═════ DATASET CONTENT

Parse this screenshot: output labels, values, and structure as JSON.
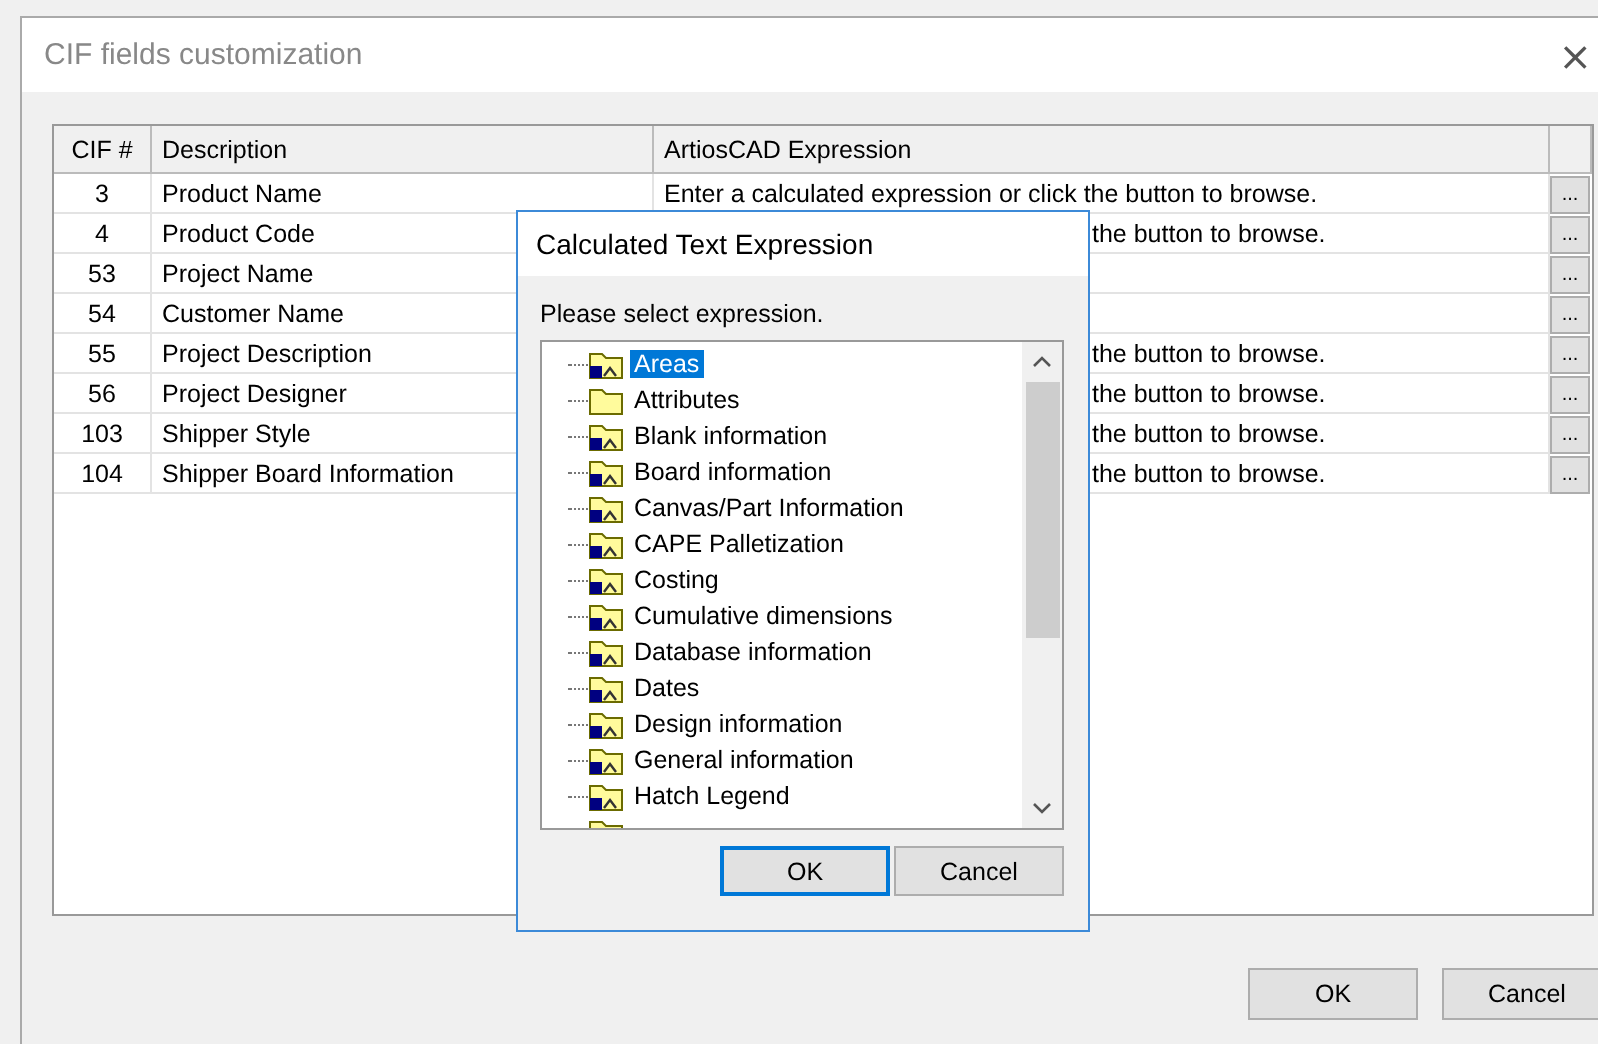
{
  "window": {
    "title": "CIF fields customization",
    "close": "×"
  },
  "table": {
    "columns": [
      "CIF #",
      "Description",
      "ArtiosCAD Expression"
    ],
    "rows": [
      {
        "cif": "3",
        "description": "Product Name",
        "expression": "Enter a calculated expression or click the button to browse.",
        "covered": false,
        "button": "..."
      },
      {
        "cif": "4",
        "description": "Product Code",
        "expression": "the button to browse.",
        "covered": true,
        "button": "..."
      },
      {
        "cif": "53",
        "description": "Project Name",
        "button": "..."
      },
      {
        "cif": "54",
        "description": "Customer Name",
        "button": "..."
      },
      {
        "cif": "55",
        "description": "Project Description",
        "expression": "the button to browse.",
        "covered": true,
        "button": "..."
      },
      {
        "cif": "56",
        "description": "Project Designer",
        "expression": "the button to browse.",
        "covered": true,
        "button": "..."
      },
      {
        "cif": "103",
        "description": "Shipper Style",
        "expression": "the button to browse.",
        "covered": true,
        "button": "..."
      },
      {
        "cif": "104",
        "description": "Shipper Board Information",
        "expression": "the button to browse.",
        "covered": true,
        "button": "..."
      }
    ]
  },
  "dialog": {
    "title": "Calculated Text Expression",
    "prompt": "Please select expression.",
    "tree": [
      {
        "label": "Areas",
        "kind": "expression",
        "selected": true
      },
      {
        "label": "Attributes",
        "kind": "plain",
        "selected": false
      },
      {
        "label": "Blank information",
        "kind": "expression",
        "selected": false
      },
      {
        "label": "Board information",
        "kind": "expression",
        "selected": false
      },
      {
        "label": "Canvas/Part Information",
        "kind": "expression",
        "selected": false
      },
      {
        "label": "CAPE Palletization",
        "kind": "expression",
        "selected": false
      },
      {
        "label": "Costing",
        "kind": "expression",
        "selected": false
      },
      {
        "label": "Cumulative dimensions",
        "kind": "expression",
        "selected": false
      },
      {
        "label": "Database information",
        "kind": "expression",
        "selected": false
      },
      {
        "label": "Dates",
        "kind": "expression",
        "selected": false
      },
      {
        "label": "Design information",
        "kind": "expression",
        "selected": false
      },
      {
        "label": "General information",
        "kind": "expression",
        "selected": false
      },
      {
        "label": "Hatch Legend",
        "kind": "expression",
        "selected": false
      }
    ],
    "buttons": [
      "OK",
      "Cancel"
    ]
  },
  "buttons": [
    "OK",
    "Cancel"
  ]
}
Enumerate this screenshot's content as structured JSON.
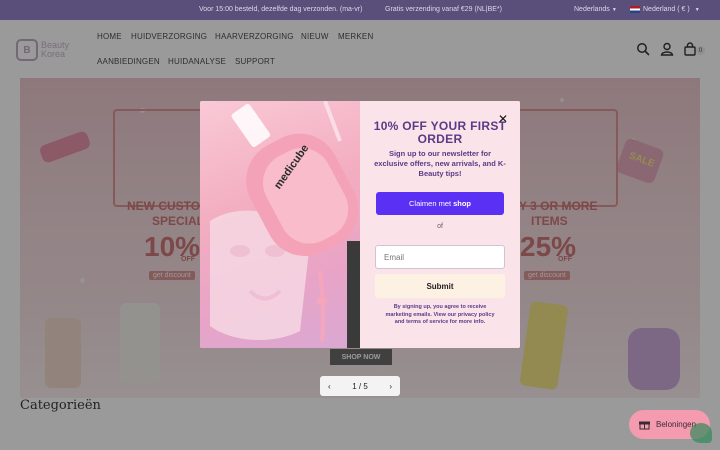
{
  "topbar": {
    "message_shipping": "Voor 15:00 besteld, dezelfde dag verzonden. (ma-vr)",
    "message_free": "Gratis verzending vanaf €29 (NL|BE*)",
    "language": "Nederlands",
    "country": "Nederland ( € )"
  },
  "header": {
    "logo_mark": "B",
    "logo_line1": "Beauty",
    "logo_line2": "Korea",
    "nav": [
      "HOME",
      "HUIDVERZORGING",
      "HAARVERZORGING",
      "NIEUW",
      "MERKEN",
      "AANBIEDINGEN",
      "HUIDANALYSE",
      "SUPPORT"
    ],
    "cart_count": "0",
    "icons": [
      "search-icon",
      "account-icon",
      "cart-icon"
    ]
  },
  "hero": {
    "left_heading": "NEW CUSTOMER SPECIAL",
    "left_heading_line1": "NEW CUSTOM",
    "left_heading_line2": "SPECIAL",
    "left_percent": "10%",
    "left_off": "OFF",
    "left_cta": "get discount",
    "right_heading_line1": "Y 3 OR MORE",
    "right_heading_line2": "ITEMS",
    "right_percent": "25%",
    "right_off": "OFF",
    "right_cta": "get discount",
    "tag": "SALE",
    "shop_now": "SHOP NOW"
  },
  "slider": {
    "prev_icon": "chevron-left-icon",
    "next_icon": "chevron-right-icon",
    "position": "1 / 5"
  },
  "section": {
    "categories_title": "Categorieën"
  },
  "popup": {
    "title": "10% OFF YOUR FIRST ORDER",
    "subtitle": "Sign up to our newsletter for exclusive offers, new arrivals, and K-Beauty tips!",
    "claim_label": "Claimen met",
    "claim_brand": "shop",
    "or_label": "of",
    "email_placeholder": "Email",
    "submit_label": "Submit",
    "legal": "By signing up, you agree to receive marketing emails. View our privacy policy and terms of service for more info.",
    "product_brand": "medicube"
  },
  "rewards": {
    "label": "Beloningen"
  },
  "colors": {
    "topbar": "#5a4f7a",
    "popup_title": "#5b3a86",
    "claim_button": "#5a31f4",
    "rewards": "#f49bb0"
  }
}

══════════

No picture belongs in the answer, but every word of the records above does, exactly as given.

[ANSWER TO THE EXERCISE]
Parse this screenshot: output labels, values, and structure as JSON.
{
  "window": {
    "title": "CIF fields customization",
    "close": "×"
  },
  "table": {
    "columns": [
      "CIF #",
      "Description",
      "ArtiosCAD Expression"
    ],
    "rows": [
      {
        "cif": "3",
        "description": "Product Name",
        "expression": "Enter a calculated expression or click the button to browse.",
        "covered": false,
        "button": "..."
      },
      {
        "cif": "4",
        "description": "Product Code",
        "expression": "the button to browse.",
        "covered": true,
        "button": "..."
      },
      {
        "cif": "53",
        "description": "Project Name",
        "button": "..."
      },
      {
        "cif": "54",
        "description": "Customer Name",
        "button": "..."
      },
      {
        "cif": "55",
        "description": "Project Description",
        "expression": "the button to browse.",
        "covered": true,
        "button": "..."
      },
      {
        "cif": "56",
        "description": "Project Designer",
        "expression": "the button to browse.",
        "covered": true,
        "button": "..."
      },
      {
        "cif": "103",
        "description": "Shipper Style",
        "expression": "the button to browse.",
        "covered": true,
        "button": "..."
      },
      {
        "cif": "104",
        "description": "Shipper Board Information",
        "expression": "the button to browse.",
        "covered": true,
        "button": "..."
      }
    ]
  },
  "dialog": {
    "title": "Calculated Text Expression",
    "prompt": "Please select expression.",
    "tree": [
      {
        "label": "Areas",
        "kind": "expression",
        "selected": true
      },
      {
        "label": "Attributes",
        "kind": "plain",
        "selected": false
      },
      {
        "label": "Blank information",
        "kind": "expression",
        "selected": false
      },
      {
        "label": "Board information",
        "kind": "expression",
        "selected": false
      },
      {
        "label": "Canvas/Part Information",
        "kind": "expression",
        "selected": false
      },
      {
        "label": "CAPE Palletization",
        "kind": "expression",
        "selected": false
      },
      {
        "label": "Costing",
        "kind": "expression",
        "selected": false
      },
      {
        "label": "Cumulative dimensions",
        "kind": "expression",
        "selected": false
      },
      {
        "label": "Database information",
        "kind": "expression",
        "selected": false
      },
      {
        "label": "Dates",
        "kind": "expression",
        "selected": false
      },
      {
        "label": "Design information",
        "kind": "expression",
        "selected": false
      },
      {
        "label": "General information",
        "kind": "expression",
        "selected": false
      },
      {
        "label": "Hatch Legend",
        "kind": "expression",
        "selected": false
      }
    ],
    "buttons": [
      "OK",
      "Cancel"
    ]
  },
  "buttons": [
    "OK",
    "Cancel"
  ]
}
Enumerate this screenshot's content as structured JSON.
{
  "topbar": {
    "message_shipping": "Voor 15:00 besteld, dezelfde dag verzonden. (ma-vr)",
    "message_free": "Gratis verzending vanaf €29 (NL|BE*)",
    "language": "Nederlands",
    "country": "Nederland ( € )"
  },
  "header": {
    "logo_mark": "B",
    "logo_line1": "Beauty",
    "logo_line2": "Korea",
    "nav": [
      "HOME",
      "HUIDVERZORGING",
      "HAARVERZORGING",
      "NIEUW",
      "MERKEN",
      "AANBIEDINGEN",
      "HUIDANALYSE",
      "SUPPORT"
    ],
    "cart_count": "0",
    "icons": [
      "search-icon",
      "account-icon",
      "cart-icon"
    ]
  },
  "hero": {
    "left_heading": "NEW CUSTOMER SPECIAL",
    "left_heading_line1": "NEW CUSTOM",
    "left_heading_line2": "SPECIAL",
    "left_percent": "10%",
    "left_off": "OFF",
    "left_cta": "get discount",
    "right_heading_line1": "Y 3 OR MORE",
    "right_heading_line2": "ITEMS",
    "right_percent": "25%",
    "right_off": "OFF",
    "right_cta": "get discount",
    "tag": "SALE",
    "shop_now": "SHOP NOW"
  },
  "slider": {
    "prev_icon": "chevron-left-icon",
    "next_icon": "chevron-right-icon",
    "position": "1 / 5"
  },
  "section": {
    "categories_title": "Categorieën"
  },
  "popup": {
    "title": "10% OFF YOUR FIRST ORDER",
    "subtitle": "Sign up to our newsletter for exclusive offers, new arrivals, and K-Beauty tips!",
    "claim_label": "Claimen met",
    "claim_brand": "shop",
    "or_label": "of",
    "email_placeholder": "Email",
    "submit_label": "Submit",
    "legal": "By signing up, you agree to receive marketing emails. View our privacy policy and terms of service for more info.",
    "product_brand": "medicube"
  },
  "rewards": {
    "label": "Beloningen"
  },
  "colors": {
    "topbar": "#5a4f7a",
    "popup_title": "#5b3a86",
    "claim_button": "#5a31f4",
    "rewards": "#f49bb0"
  }
}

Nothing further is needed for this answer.